▼
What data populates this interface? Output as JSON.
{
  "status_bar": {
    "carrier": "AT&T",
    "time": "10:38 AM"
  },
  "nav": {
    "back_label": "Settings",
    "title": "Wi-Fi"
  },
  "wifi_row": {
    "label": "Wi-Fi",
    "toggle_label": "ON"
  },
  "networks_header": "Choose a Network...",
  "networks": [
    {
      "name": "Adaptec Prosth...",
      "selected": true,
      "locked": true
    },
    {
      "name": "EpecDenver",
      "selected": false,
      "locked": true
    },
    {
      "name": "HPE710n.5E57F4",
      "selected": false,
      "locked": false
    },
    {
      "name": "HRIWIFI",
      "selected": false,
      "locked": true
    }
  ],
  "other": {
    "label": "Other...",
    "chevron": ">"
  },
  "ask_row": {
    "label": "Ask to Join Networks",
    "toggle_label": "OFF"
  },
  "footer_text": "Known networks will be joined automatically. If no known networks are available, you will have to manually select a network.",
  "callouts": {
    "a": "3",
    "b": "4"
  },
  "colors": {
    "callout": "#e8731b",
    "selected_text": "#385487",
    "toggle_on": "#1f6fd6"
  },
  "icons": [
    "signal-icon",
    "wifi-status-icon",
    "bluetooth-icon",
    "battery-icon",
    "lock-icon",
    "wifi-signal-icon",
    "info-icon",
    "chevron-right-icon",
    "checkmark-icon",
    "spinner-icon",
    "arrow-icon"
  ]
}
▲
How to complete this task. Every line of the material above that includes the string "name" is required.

Result below.
      "name": "Adaptec Prosth...",
      "name": "EpecDenver",
      "name": "HPE710n.5E57F4",
      "name": "HRIWIFI",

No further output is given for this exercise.